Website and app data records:
══════
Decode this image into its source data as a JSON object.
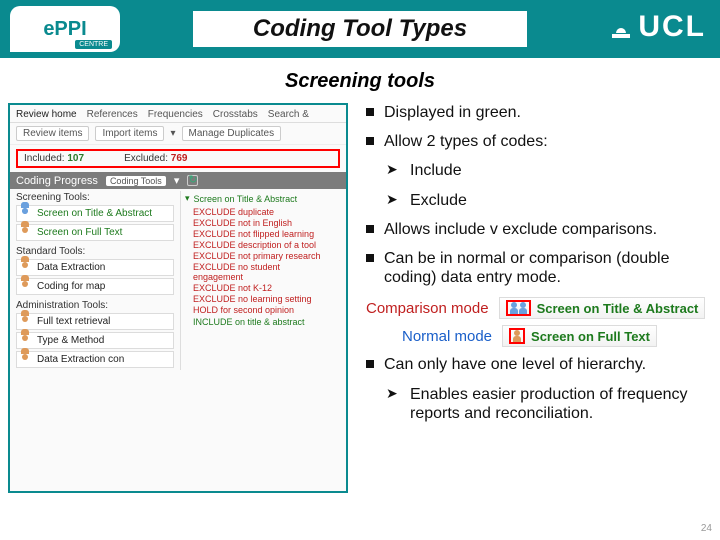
{
  "header": {
    "logo_text": "ePPI",
    "logo_sub": "CENTRE",
    "title": "Coding Tool Types",
    "ucl": "UCL"
  },
  "subtitle": "Screening tools",
  "screenshot": {
    "tabs": [
      "Review home",
      "References",
      "Frequencies",
      "Crosstabs",
      "Search &"
    ],
    "row2": {
      "t1": "Review items",
      "t2": "Import items",
      "t3": "Manage Duplicates"
    },
    "highlight": {
      "inc_label": "Included:",
      "inc_n": "107",
      "exc_label": "Excluded:",
      "exc_n": "769"
    },
    "section": {
      "title": "Coding Progress",
      "pill": "Coding Tools"
    },
    "groups": {
      "screening_label": "Screening Tools:",
      "screening": [
        "Screen on Title & Abstract",
        "Screen on Full Text"
      ],
      "standard_label": "Standard Tools:",
      "standard": [
        "Data Extraction",
        "Coding for map"
      ],
      "admin_label": "Administration Tools:",
      "admin": [
        "Full text retrieval",
        "Type & Method",
        "Data Extraction con"
      ]
    },
    "rightpanel": {
      "header": "Screen on Title & Abstract",
      "lines": [
        "EXCLUDE duplicate",
        "EXCLUDE not in English",
        "EXCLUDE not flipped learning",
        "EXCLUDE description of a tool",
        "EXCLUDE not primary research",
        "EXCLUDE no student engagement",
        "EXCLUDE not K-12",
        "EXCLUDE no learning setting",
        "HOLD for second opinion"
      ],
      "include_line": "INCLUDE on title & abstract"
    }
  },
  "points": {
    "p1": "Displayed in green.",
    "p2": "Allow 2 types of codes:",
    "p2a": "Include",
    "p2b": "Exclude",
    "p3": "Allows include v exclude comparisons.",
    "p4": "Can be in normal or comparison (double coding) data entry mode.",
    "p5": "Can only have one level of hierarchy.",
    "p5a": "Enables easier production of frequency reports and reconciliation."
  },
  "modes": {
    "cmp_label": "Comparison mode",
    "cmp_chip": "Screen on Title & Abstract",
    "norm_label": "Normal mode",
    "norm_chip": "Screen on Full Text"
  },
  "page_number": "24"
}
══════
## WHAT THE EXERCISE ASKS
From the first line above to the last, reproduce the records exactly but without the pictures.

## RESPONSE TO THE EXERCISE
Decode this image into its source data as a JSON object.
{
  "header": {
    "logo_text": "ePPI",
    "logo_sub": "CENTRE",
    "title": "Coding Tool Types",
    "ucl": "UCL"
  },
  "subtitle": "Screening tools",
  "screenshot": {
    "tabs": [
      "Review home",
      "References",
      "Frequencies",
      "Crosstabs",
      "Search &"
    ],
    "row2": {
      "t1": "Review items",
      "t2": "Import items",
      "t3": "Manage Duplicates"
    },
    "highlight": {
      "inc_label": "Included:",
      "inc_n": "107",
      "exc_label": "Excluded:",
      "exc_n": "769"
    },
    "section": {
      "title": "Coding Progress",
      "pill": "Coding Tools"
    },
    "groups": {
      "screening_label": "Screening Tools:",
      "screening": [
        "Screen on Title & Abstract",
        "Screen on Full Text"
      ],
      "standard_label": "Standard Tools:",
      "standard": [
        "Data Extraction",
        "Coding for map"
      ],
      "admin_label": "Administration Tools:",
      "admin": [
        "Full text retrieval",
        "Type & Method",
        "Data Extraction con"
      ]
    },
    "rightpanel": {
      "header": "Screen on Title & Abstract",
      "lines": [
        "EXCLUDE duplicate",
        "EXCLUDE not in English",
        "EXCLUDE not flipped learning",
        "EXCLUDE description of a tool",
        "EXCLUDE not primary research",
        "EXCLUDE no student engagement",
        "EXCLUDE not K-12",
        "EXCLUDE no learning setting",
        "HOLD for second opinion"
      ],
      "include_line": "INCLUDE on title & abstract"
    }
  },
  "points": {
    "p1": "Displayed in green.",
    "p2": "Allow 2 types of codes:",
    "p2a": "Include",
    "p2b": "Exclude",
    "p3": "Allows include v exclude comparisons.",
    "p4": "Can be in normal or comparison (double coding) data entry mode.",
    "p5": "Can only have one level of hierarchy.",
    "p5a": "Enables easier production of frequency reports and reconciliation."
  },
  "modes": {
    "cmp_label": "Comparison mode",
    "cmp_chip": "Screen on Title & Abstract",
    "norm_label": "Normal mode",
    "norm_chip": "Screen on Full Text"
  },
  "page_number": "24"
}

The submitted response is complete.